> [Page and application data records]:
*** Block opens ***
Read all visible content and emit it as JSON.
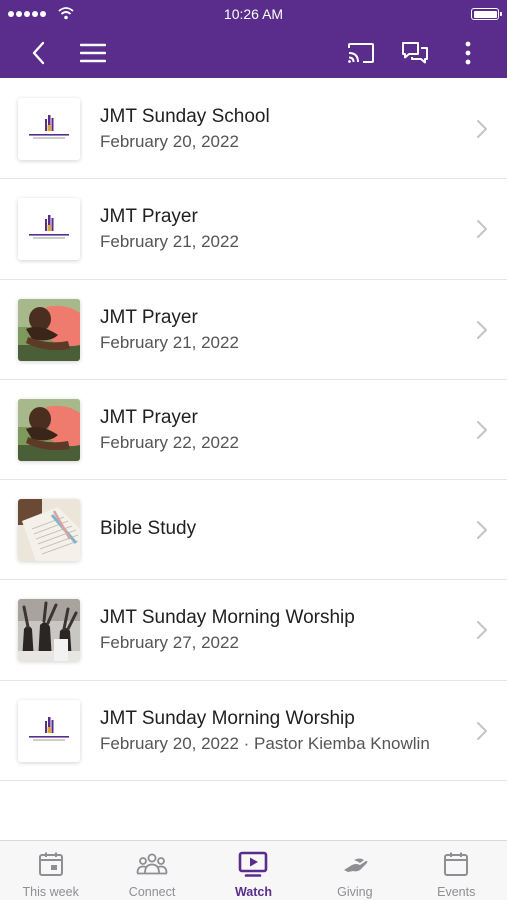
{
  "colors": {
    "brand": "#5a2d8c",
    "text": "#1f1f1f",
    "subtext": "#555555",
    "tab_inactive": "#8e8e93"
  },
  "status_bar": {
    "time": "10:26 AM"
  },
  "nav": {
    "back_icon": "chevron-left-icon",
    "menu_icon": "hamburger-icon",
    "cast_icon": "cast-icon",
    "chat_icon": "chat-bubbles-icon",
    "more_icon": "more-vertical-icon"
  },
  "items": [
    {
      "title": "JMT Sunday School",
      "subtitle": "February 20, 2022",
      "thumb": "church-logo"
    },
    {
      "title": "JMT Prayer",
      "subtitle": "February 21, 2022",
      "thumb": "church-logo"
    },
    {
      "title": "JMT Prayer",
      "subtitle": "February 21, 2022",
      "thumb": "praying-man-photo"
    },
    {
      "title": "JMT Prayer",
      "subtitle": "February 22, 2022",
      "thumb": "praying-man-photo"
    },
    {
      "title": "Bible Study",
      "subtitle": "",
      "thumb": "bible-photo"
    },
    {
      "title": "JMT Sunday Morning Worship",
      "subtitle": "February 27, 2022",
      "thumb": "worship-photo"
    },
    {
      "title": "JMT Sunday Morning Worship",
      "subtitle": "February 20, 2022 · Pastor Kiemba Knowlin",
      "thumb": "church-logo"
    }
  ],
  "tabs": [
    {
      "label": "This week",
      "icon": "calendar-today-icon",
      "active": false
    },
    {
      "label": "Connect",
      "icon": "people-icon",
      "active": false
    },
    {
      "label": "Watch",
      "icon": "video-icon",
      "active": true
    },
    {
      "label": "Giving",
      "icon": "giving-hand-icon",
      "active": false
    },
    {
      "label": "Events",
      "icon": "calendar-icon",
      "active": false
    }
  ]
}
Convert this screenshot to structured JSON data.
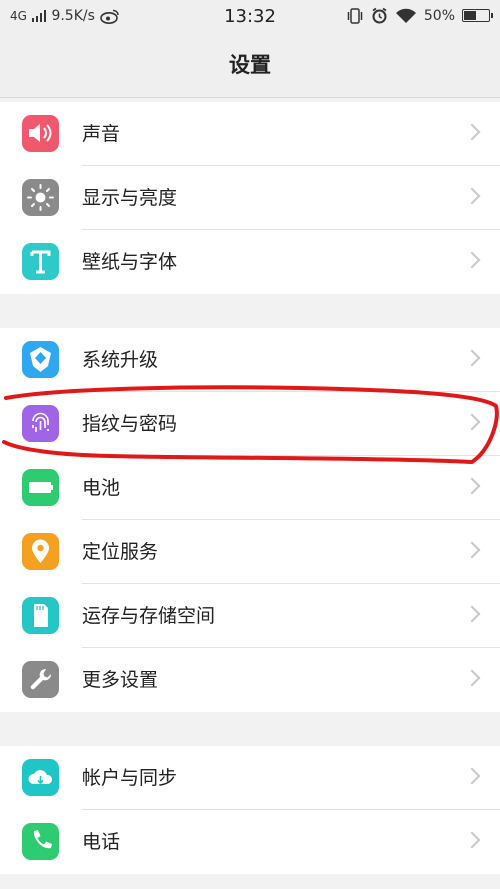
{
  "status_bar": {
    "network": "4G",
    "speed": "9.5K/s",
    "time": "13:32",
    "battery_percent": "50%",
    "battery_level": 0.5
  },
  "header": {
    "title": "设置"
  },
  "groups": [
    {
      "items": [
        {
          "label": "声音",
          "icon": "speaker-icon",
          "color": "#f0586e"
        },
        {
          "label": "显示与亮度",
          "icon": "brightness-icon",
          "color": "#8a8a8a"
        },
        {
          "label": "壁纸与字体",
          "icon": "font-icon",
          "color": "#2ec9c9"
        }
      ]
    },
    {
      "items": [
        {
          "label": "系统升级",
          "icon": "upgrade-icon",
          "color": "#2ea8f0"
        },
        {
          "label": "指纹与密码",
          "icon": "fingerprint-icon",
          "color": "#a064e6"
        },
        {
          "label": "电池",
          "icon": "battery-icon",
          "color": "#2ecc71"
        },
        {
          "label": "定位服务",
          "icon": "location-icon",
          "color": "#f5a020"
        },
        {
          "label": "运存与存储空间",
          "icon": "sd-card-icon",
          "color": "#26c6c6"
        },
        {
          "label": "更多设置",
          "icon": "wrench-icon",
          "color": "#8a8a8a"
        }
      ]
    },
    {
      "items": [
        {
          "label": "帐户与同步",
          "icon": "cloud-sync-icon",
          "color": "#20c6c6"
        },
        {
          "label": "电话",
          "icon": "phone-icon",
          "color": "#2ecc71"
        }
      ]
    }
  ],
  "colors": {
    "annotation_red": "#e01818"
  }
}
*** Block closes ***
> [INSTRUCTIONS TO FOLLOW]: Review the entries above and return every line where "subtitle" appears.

> [FINISHED TASK]:
      "subtitle": "February 20, 2022",
      "subtitle": "February 21, 2022",
      "subtitle": "February 21, 2022",
      "subtitle": "February 22, 2022",
      "subtitle": "",
      "subtitle": "February 27, 2022",
      "subtitle": "February 20, 2022 · Pastor Kiemba Knowlin",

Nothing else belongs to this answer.